This review contains spoilers.
5.11 The Other Woman
Remember back to this season’s opener, when some inter-firm monkeyshines resulted in SCDP being shamed into hiring the company’s first African American secretary? Well, now they’ve just elected their first female partner under even more despicable circumstances. Were it a real company, history would look kindly upon trailblazers Sterling Cooper Draper and Price, not that the bastards deserve it.
Especially Pete Campbell, who, just when you think he was at maximum slime capacity, secretes a fresh coat from a newly tapped slime gland. His attempt to manipulate Joan into throwing herself on Herb’s sword for the good of the company was the biggest of insults, not just for the indignity of the proposition, but the assumption he’d be able to sell her on the idea using his pitiful wiles.

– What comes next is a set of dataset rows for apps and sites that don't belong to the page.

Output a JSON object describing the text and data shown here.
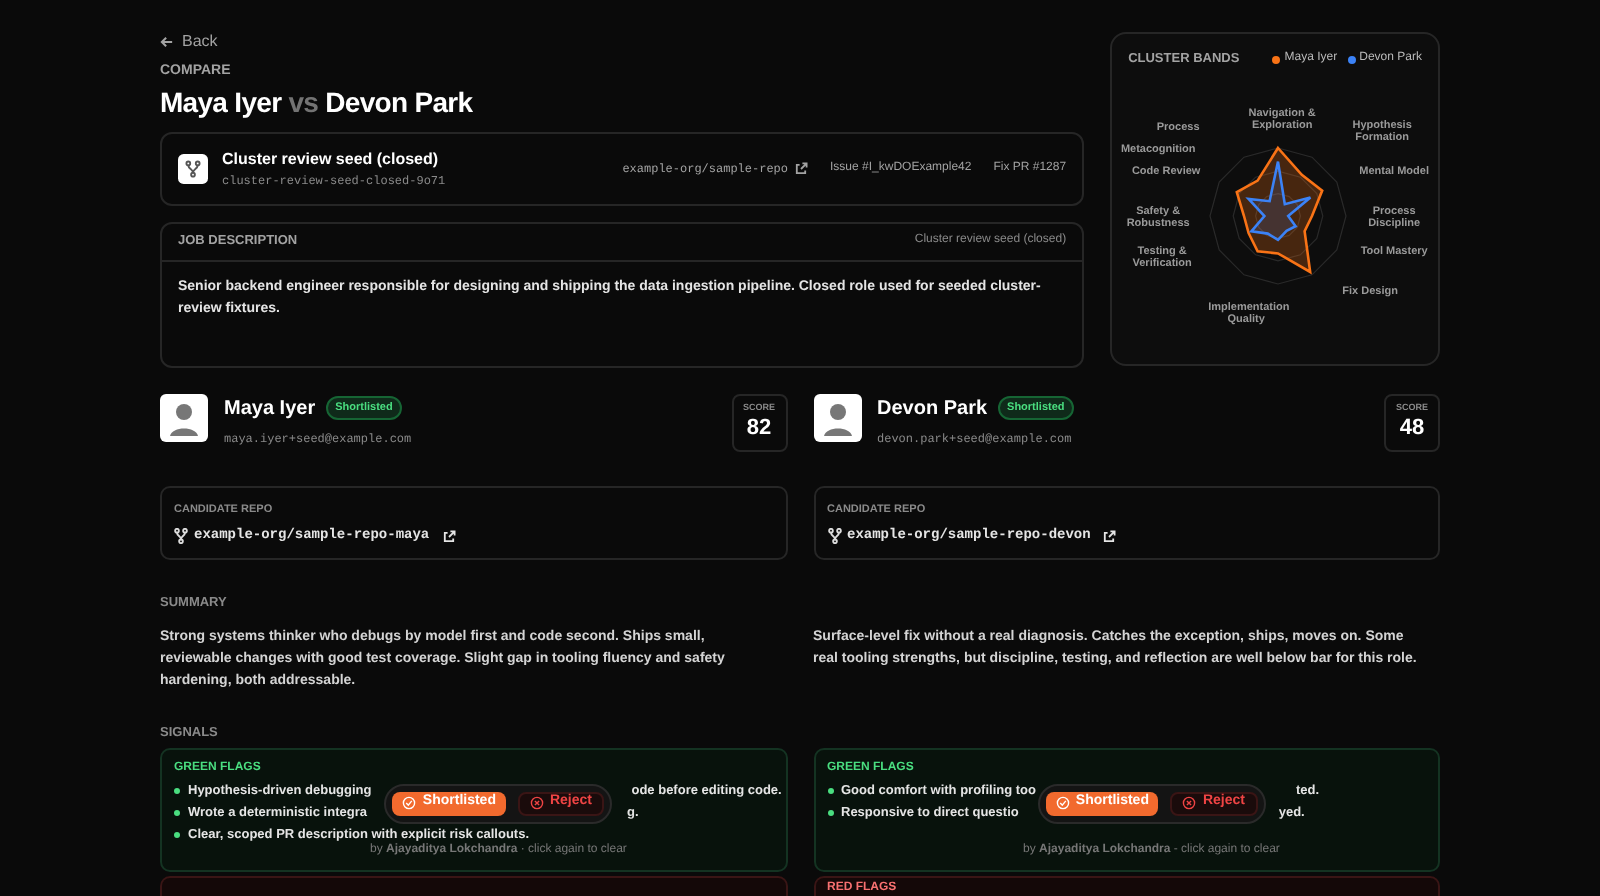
{
  "back": "Back",
  "eyebrow": "COMPARE",
  "title": {
    "a": "Maya Iyer",
    "vs": "vs",
    "b": "Devon Park"
  },
  "seed": {
    "name": "Cluster review seed (closed)",
    "slug": "cluster-review-seed-closed-9o71",
    "repo": "example-org/sample-repo",
    "issue": "Issue #I_kwDOExample42",
    "pr": "Fix PR #1287"
  },
  "job": {
    "heading": "JOB DESCRIPTION",
    "tag": "Cluster review seed (closed)",
    "text": "Senior backend engineer responsible for designing and shipping the data ingestion pipeline. Closed role used for seeded cluster-review fixtures."
  },
  "radar": {
    "title": "CLUSTER BANDS",
    "legend": [
      {
        "name": "Maya Iyer",
        "color": "#f97316"
      },
      {
        "name": "Devon Park",
        "color": "#3b82f6"
      }
    ],
    "axes": [
      "Process",
      "Navigation & Exploration",
      "Hypothesis Formation",
      "Metacognition",
      "Code Review",
      "Mental Model",
      "Safety & Robustness",
      "Process Discipline",
      "Testing & Verification",
      "Tool Mastery",
      "Fix Design",
      "Implementation Quality"
    ]
  },
  "candidates": [
    {
      "name": "Maya Iyer",
      "badge": "Shortlisted",
      "email": "maya.iyer+seed@example.com",
      "score_label": "SCORE",
      "score": "82",
      "repo_label": "CANDIDATE REPO",
      "repo": "example-org/sample-repo-maya",
      "summary": "Strong systems thinker who debugs by model first and code second. Ships small, reviewable changes with good test coverage. Slight gap in tooling fluency and safety hardening, both addressable.",
      "green": {
        "heading": "GREEN FLAGS",
        "items": [
          {
            "start": "Hypothesis-driven debugging",
            "end": "ode before editing code."
          },
          {
            "start": "Wrote a deterministic integra",
            "end": "g."
          },
          {
            "start": "Clear, scoped PR description with explicit risk callouts."
          }
        ]
      },
      "decision": {
        "buttons": [
          {
            "label": "Shortlisted",
            "kind": "accept",
            "selected": true
          },
          {
            "label": "Reject",
            "kind": "reject",
            "selected": false
          }
        ],
        "by": "by",
        "reviewer": "Ajayaditya Lokchandra",
        "hint": "· click again to clear"
      }
    },
    {
      "name": "Devon Park",
      "badge": "Shortlisted",
      "email": "devon.park+seed@example.com",
      "score_label": "SCORE",
      "score": "48",
      "repo_label": "CANDIDATE REPO",
      "repo": "example-org/sample-repo-devon",
      "summary": "Surface-level fix without a real diagnosis. Catches the exception, ships, moves on. Some real tooling strengths, but discipline, testing, and reflection are well below bar for this role.",
      "green": {
        "heading": "GREEN FLAGS",
        "items": [
          {
            "start": "Good comfort with profiling too",
            "end": "ted."
          },
          {
            "start": "Responsive to direct questio",
            "end": "yed."
          }
        ]
      },
      "red_heading": "RED FLAGS",
      "decision": {
        "buttons": [
          {
            "label": "Shortlisted",
            "kind": "accept",
            "selected": true
          },
          {
            "label": "Reject",
            "kind": "reject",
            "selected": false
          }
        ],
        "by": "by",
        "reviewer": "Ajayaditya Lokchandra",
        "hint": "- click again to clear"
      }
    }
  ],
  "summary_heading": "SUMMARY",
  "signals_heading": "SIGNALS"
}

“How would you feel if someone asked Trudy?” Joan asked Pete, a question to which anyone who saw episode 1.5, in which he was willing for Trudy to hook up with an old flame if it meant his getting a shot at being published in The New Yorker, knows the answer. No amount of cutesy scenes of Pete reading to his daughter can unsully that man.
When Don first arrived at SCDP, he was warned that Joan was the one person in the office he shouldn’t cross, and wouldn’t it be wonderful if she could make good on that reputation in the next two episodes when it comes to Pete. Three words for you Joan: another lawnmower “accident”.
Don, it should be said, is blameless in the Joan matter, his too-late offered gallantry and friendship only opening the wound after the fait was accompli (now that was a nicely handled bit of chronology fiddling from the writers).
The other SCDP board members having all but wrapped Joan in a bow and delivered her to the Jaguar dealer’s door, what choice did she have? No stranger to compromising her dignity and happiness for the sake of smooth sailing (as witnessed by her marriage to Dr Greg), Joan thought she was alone and the men she’d worked with for over a decade had more or less offered her up on a silver salver. “Make sure she knows she can say no” offered Burt Cooper, wiping his hands of the distasteful matter, a message that neither Pete, Lane or Roger passed on.
Cutting the pitch (I love it when they take us along on pitches) with the scenes of Joan’s reluctant hotel room transaction made things nicely unambiguous. “Built like a B52”, Joan (and later, Megan during a theatre audition that seemed more peep show than anything else) was coveted as a possession. She was the hot red, the out-of-reach prize, the head-turner, anything but a person with thoughts and feelings. Her mother raised Joan to be admired, she told Don last week, but objectified is the word.
Indulge me a momentary gush when it comes to Christina Hendricks. In last week’s episode and this (indeed, every time she’s popped up in season five), she’s been just wonderful. Joan’s barely-contained humiliation, whiplash tongue, and big-eyed assessment of her choices were gorgeously played by the actress in The Other Woman, none better than in the second time we saw her greet Don at home. In that moment, Joan realised with a sigh that she’d had a defender all along. Had he arrived in time, would she have found the emotional reserves to stand up to Pete and his band of craven pimps? I’d like to think so.
Speaking of humiliation, Peggy had had enough of it. Don has had barely a nice word to say to his former protégée all season, treating her successes and failures alike with off-handed apathy, or worse, giving her the hairdryer treatment. This week, the time had come for her to say goodbye.
After Don had thrown cash both literally and figuratively at Peggy, she left, manoeuvring herself into a chief-copywriting position at SCDP rivals Cutler, Gleason and Chaough. Those almost identical shots of Peggy and Don post-argument, both in their own office, back to the camera, glass in hand, staring onto the Manhattan skyline, told us what everything we need to know about the pair: Peggy’s learnt to be who she is from Don, and now she’s doing exactly what he would have done by moving on, “It’s not a game,” she tells her prospective employer, “…it’s my career.” Go get ’em Peggy.
That farewell scene in Don’s office was beautifully played by Jon Hamm and Elizabeth Moss, Don’s cocky negotiating slowly sliding from his face as the realisation dawns that’s he’s losing her, her lip wobbling as he refuses to shake her hand, but instead kisses it, holding on to her as long as he can. It was as tender and difficult a parting as you’d expect, and a damn good exit for Miss Olson. The opening riffs of The Kinks’ You Really Got Me playing, the latest of Don Draper’s former secretaries to outgrow SCDP stepped into the elevator with a smile.
Ladies and gentlemen, Peggy Olson has left the building. What I wonder is, will Don now deliver on his season three finale promise to spend the rest of his life trying to hire her?